**Raw data:**

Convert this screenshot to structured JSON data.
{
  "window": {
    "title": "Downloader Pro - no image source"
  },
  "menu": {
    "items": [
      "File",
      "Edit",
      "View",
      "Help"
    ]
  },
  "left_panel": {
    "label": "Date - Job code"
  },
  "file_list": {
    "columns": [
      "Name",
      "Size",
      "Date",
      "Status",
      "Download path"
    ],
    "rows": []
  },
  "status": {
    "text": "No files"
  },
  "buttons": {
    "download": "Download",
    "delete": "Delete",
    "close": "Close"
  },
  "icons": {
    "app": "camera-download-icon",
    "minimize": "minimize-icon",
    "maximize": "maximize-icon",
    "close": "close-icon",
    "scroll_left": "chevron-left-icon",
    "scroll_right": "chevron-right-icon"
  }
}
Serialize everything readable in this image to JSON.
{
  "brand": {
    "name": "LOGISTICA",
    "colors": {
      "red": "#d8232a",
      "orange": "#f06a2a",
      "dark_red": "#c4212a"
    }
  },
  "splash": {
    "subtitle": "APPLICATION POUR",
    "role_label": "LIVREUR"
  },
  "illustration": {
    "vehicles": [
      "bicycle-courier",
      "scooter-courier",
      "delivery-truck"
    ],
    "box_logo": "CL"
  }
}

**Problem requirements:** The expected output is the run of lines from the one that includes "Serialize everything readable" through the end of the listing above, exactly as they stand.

**Solved problem:**
Serialize everything readable in this image to JSON.
{
  "brand": {
    "name": "LOGISTICA",
    "colors": {
      "red": "#d8232a",
      "orange": "#f06a2a",
      "dark_red": "#c4212a"
    }
  },
  "splash": {
    "subtitle": "APPLICATION POUR",
    "role_label": "LIVREUR"
  },
  "illustration": {
    "vehicles": [
      "bicycle-courier",
      "scooter-courier",
      "delivery-truck"
    ],
    "box_logo": "CL"
  }
}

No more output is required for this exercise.